(INSTRUCTIONS FOR THE TASK)
Only the lines that contain the string "India" belong in the answer; pull them from the records.

• • • • • • •

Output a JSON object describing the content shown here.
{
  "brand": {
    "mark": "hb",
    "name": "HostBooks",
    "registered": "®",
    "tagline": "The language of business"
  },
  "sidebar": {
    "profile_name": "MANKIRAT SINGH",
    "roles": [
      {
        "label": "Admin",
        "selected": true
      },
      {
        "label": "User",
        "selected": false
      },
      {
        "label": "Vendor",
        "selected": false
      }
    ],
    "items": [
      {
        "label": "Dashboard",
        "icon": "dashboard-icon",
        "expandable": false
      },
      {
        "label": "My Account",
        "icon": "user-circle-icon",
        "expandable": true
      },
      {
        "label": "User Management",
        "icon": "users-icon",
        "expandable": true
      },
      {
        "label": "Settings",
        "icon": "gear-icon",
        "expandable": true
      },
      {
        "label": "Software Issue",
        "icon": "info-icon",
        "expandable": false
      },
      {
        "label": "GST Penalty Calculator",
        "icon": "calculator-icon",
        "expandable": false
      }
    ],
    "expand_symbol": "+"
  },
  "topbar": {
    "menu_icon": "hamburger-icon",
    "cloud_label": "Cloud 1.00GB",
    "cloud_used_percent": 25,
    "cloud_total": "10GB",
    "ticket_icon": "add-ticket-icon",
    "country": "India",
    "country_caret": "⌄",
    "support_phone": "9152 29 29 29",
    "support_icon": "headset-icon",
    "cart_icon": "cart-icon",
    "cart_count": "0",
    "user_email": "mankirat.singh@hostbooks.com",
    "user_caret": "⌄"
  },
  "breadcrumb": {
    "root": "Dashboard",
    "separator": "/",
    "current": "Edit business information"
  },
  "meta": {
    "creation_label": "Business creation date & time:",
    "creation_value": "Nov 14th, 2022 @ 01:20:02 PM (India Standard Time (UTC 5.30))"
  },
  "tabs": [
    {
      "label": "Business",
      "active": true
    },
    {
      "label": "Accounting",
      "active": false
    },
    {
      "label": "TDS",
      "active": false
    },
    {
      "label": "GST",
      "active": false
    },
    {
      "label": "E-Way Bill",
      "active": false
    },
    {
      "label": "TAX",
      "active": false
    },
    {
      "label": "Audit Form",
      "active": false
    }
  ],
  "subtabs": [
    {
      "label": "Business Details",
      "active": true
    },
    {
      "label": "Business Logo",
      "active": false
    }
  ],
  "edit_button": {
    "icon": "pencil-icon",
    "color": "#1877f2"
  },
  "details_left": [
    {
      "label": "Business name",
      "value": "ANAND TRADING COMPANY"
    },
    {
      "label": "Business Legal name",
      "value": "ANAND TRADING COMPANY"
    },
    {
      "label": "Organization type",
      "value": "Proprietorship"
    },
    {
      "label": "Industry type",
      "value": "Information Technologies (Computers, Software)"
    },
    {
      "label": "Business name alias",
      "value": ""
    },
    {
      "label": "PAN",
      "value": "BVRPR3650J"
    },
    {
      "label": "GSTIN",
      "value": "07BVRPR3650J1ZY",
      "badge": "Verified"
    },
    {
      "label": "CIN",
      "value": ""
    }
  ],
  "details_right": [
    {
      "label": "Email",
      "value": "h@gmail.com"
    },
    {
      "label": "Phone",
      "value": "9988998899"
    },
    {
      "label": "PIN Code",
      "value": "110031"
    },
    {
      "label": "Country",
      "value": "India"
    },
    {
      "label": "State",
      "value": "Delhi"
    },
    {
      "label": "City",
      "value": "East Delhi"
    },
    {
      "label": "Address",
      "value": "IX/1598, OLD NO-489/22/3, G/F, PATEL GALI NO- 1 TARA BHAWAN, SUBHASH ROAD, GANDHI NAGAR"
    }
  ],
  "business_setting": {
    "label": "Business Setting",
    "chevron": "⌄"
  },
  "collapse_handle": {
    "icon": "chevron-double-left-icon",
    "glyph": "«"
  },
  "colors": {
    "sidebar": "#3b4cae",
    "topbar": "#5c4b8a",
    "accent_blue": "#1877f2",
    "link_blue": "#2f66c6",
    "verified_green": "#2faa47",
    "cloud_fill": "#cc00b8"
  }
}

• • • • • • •

(SOLUTION FOR THIS TASK)
    "country": "India",
    "creation_value": "Nov 14th, 2022 @ 01:20:02 PM (India Standard Time (UTC 5.30))"
      "value": "India"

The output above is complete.